▸ THE PROBLEM:
Copy the records exactly. Every line must match.

▸ EXTRACTED INFORMATION:
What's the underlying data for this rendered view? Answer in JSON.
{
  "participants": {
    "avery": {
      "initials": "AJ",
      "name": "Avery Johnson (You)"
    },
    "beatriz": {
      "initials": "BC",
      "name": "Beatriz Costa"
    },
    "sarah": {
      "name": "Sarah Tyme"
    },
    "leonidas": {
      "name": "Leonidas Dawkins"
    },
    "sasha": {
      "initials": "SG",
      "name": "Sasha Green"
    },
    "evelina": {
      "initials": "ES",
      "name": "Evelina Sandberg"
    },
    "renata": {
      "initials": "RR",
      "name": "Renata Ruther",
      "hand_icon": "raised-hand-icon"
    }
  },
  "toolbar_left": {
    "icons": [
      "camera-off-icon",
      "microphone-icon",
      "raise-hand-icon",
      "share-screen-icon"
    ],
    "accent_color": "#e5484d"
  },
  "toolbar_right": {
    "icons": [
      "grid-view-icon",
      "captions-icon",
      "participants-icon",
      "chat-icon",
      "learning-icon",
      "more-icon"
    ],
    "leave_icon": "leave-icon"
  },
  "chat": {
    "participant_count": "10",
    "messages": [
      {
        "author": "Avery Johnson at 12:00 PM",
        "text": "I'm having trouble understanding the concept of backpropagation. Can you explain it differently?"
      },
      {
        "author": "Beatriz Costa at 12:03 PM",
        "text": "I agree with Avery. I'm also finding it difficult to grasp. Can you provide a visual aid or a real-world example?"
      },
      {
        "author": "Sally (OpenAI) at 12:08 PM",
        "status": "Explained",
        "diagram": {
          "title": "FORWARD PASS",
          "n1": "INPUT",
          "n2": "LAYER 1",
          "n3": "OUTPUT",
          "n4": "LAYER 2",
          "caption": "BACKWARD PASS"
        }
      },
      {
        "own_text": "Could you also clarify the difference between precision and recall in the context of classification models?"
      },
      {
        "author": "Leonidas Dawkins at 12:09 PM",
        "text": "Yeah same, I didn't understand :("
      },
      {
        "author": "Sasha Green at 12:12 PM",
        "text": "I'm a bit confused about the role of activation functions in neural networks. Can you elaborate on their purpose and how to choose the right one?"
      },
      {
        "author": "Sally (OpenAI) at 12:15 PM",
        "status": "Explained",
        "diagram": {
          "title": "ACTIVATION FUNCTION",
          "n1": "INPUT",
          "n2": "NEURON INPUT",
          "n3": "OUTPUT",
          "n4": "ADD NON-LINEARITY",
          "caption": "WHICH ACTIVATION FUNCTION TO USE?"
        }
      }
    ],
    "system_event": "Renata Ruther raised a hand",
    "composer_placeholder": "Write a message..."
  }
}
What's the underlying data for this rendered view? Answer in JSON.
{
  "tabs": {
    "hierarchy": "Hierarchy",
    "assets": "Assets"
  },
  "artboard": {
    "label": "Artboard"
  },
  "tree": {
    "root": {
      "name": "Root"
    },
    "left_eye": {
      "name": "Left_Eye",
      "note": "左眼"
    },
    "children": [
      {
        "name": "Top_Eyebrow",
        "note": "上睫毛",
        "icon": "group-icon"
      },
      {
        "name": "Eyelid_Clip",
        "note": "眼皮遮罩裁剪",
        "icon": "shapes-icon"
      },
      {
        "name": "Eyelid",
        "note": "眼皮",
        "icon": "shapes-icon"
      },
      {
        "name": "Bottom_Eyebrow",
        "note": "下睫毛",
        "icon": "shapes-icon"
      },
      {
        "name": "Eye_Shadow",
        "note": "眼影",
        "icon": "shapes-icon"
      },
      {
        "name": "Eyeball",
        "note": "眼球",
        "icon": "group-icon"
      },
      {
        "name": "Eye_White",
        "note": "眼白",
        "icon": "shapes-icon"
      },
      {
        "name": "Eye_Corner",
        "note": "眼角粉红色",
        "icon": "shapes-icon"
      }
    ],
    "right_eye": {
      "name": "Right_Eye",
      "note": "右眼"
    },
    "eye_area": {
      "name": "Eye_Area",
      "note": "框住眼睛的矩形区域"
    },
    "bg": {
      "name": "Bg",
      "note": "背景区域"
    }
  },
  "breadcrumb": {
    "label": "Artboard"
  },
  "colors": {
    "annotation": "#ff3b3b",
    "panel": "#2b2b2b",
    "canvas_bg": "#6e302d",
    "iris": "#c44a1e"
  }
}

▸ ANSWER TO THE PROBLEM:
What's the underlying data for this rendered view? Answer in JSON.
{
  "participants": {
    "avery": {
      "initials": "AJ",
      "name": "Avery Johnson (You)"
    },
    "beatriz": {
      "initials": "BC",
      "name": "Beatriz Costa"
    },
    "sarah": {
      "name": "Sarah Tyme"
    },
    "leonidas": {
      "name": "Leonidas Dawkins"
    },
    "sasha": {
      "initials": "SG",
      "name": "Sasha Green"
    },
    "evelina": {
      "initials": "ES",
      "name": "Evelina Sandberg"
    },
    "renata": {
      "initials": "RR",
      "name": "Renata Ruther",
      "hand_icon": "raised-hand-icon"
    }
  },
  "toolbar_left": {
    "icons": [
      "camera-off-icon",
      "microphone-icon",
      "raise-hand-icon",
      "share-screen-icon"
    ],
    "accent_color": "#e5484d"
  },
  "toolbar_right": {
    "icons": [
      "grid-view-icon",
      "captions-icon",
      "participants-icon",
      "chat-icon",
      "learning-icon",
      "more-icon"
    ],
    "leave_icon": "leave-icon"
  },
  "chat": {
    "participant_count": "10",
    "messages": [
      {
        "author": "Avery Johnson at 12:00 PM",
        "text": "I'm having trouble understanding the concept of backpropagation. Can you explain it differently?"
      },
      {
        "author": "Beatriz Costa at 12:03 PM",
        "text": "I agree with Avery. I'm also finding it difficult to grasp. Can you provide a visual aid or a real-world example?"
      },
      {
        "author": "Sally (OpenAI) at 12:08 PM",
        "status": "Explained",
        "diagram": {
          "title": "FORWARD PASS",
          "n1": "INPUT",
          "n2": "LAYER 1",
          "n3": "OUTPUT",
          "n4": "LAYER 2",
          "caption": "BACKWARD PASS"
        }
      },
      {
        "own_text": "Could you also clarify the difference between precision and recall in the context of classification models?"
      },
      {
        "author": "Leonidas Dawkins at 12:09 PM",
        "text": "Yeah same, I didn't understand :("
      },
      {
        "author": "Sasha Green at 12:12 PM",
        "text": "I'm a bit confused about the role of activation functions in neural networks. Can you elaborate on their purpose and how to choose the right one?"
      },
      {
        "author": "Sally (OpenAI) at 12:15 PM",
        "status": "Explained",
        "diagram": {
          "title": "ACTIVATION FUNCTION",
          "n1": "INPUT",
          "n2": "NEURON INPUT",
          "n3": "OUTPUT",
          "n4": "ADD NON-LINEARITY",
          "caption": "WHICH ACTIVATION FUNCTION TO USE?"
        }
      }
    ],
    "system_event": "Renata Ruther raised a hand",
    "composer_placeholder": "Write a message..."
  }
}
What's the underlying data for this rendered view? Answer in JSON.
{
  "tabs": {
    "hierarchy": "Hierarchy",
    "assets": "Assets"
  },
  "artboard": {
    "label": "Artboard"
  },
  "tree": {
    "root": {
      "name": "Root"
    },
    "left_eye": {
      "name": "Left_Eye",
      "note": "左眼"
    },
    "children": [
      {
        "name": "Top_Eyebrow",
        "note": "上睫毛",
        "icon": "group-icon"
      },
      {
        "name": "Eyelid_Clip",
        "note": "眼皮遮罩裁剪",
        "icon": "shapes-icon"
      },
      {
        "name": "Eyelid",
        "note": "眼皮",
        "icon": "shapes-icon"
      },
      {
        "name": "Bottom_Eyebrow",
        "note": "下睫毛",
        "icon": "shapes-icon"
      },
      {
        "name": "Eye_Shadow",
        "note": "眼影",
        "icon": "shapes-icon"
      },
      {
        "name": "Eyeball",
        "note": "眼球",
        "icon": "group-icon"
      },
      {
        "name": "Eye_White",
        "note": "眼白",
        "icon": "shapes-icon"
      },
      {
        "name": "Eye_Corner",
        "note": "眼角粉红色",
        "icon": "shapes-icon"
      }
    ],
    "right_eye": {
      "name": "Right_Eye",
      "note": "右眼"
    },
    "eye_area": {
      "name": "Eye_Area",
      "note": "框住眼睛的矩形区域"
    },
    "bg": {
      "name": "Bg",
      "note": "背景区域"
    }
  },
  "breadcrumb": {
    "label": "Artboard"
  },
  "colors": {
    "annotation": "#ff3b3b",
    "panel": "#2b2b2b",
    "canvas_bg": "#6e302d",
    "iris": "#c44a1e"
  }
}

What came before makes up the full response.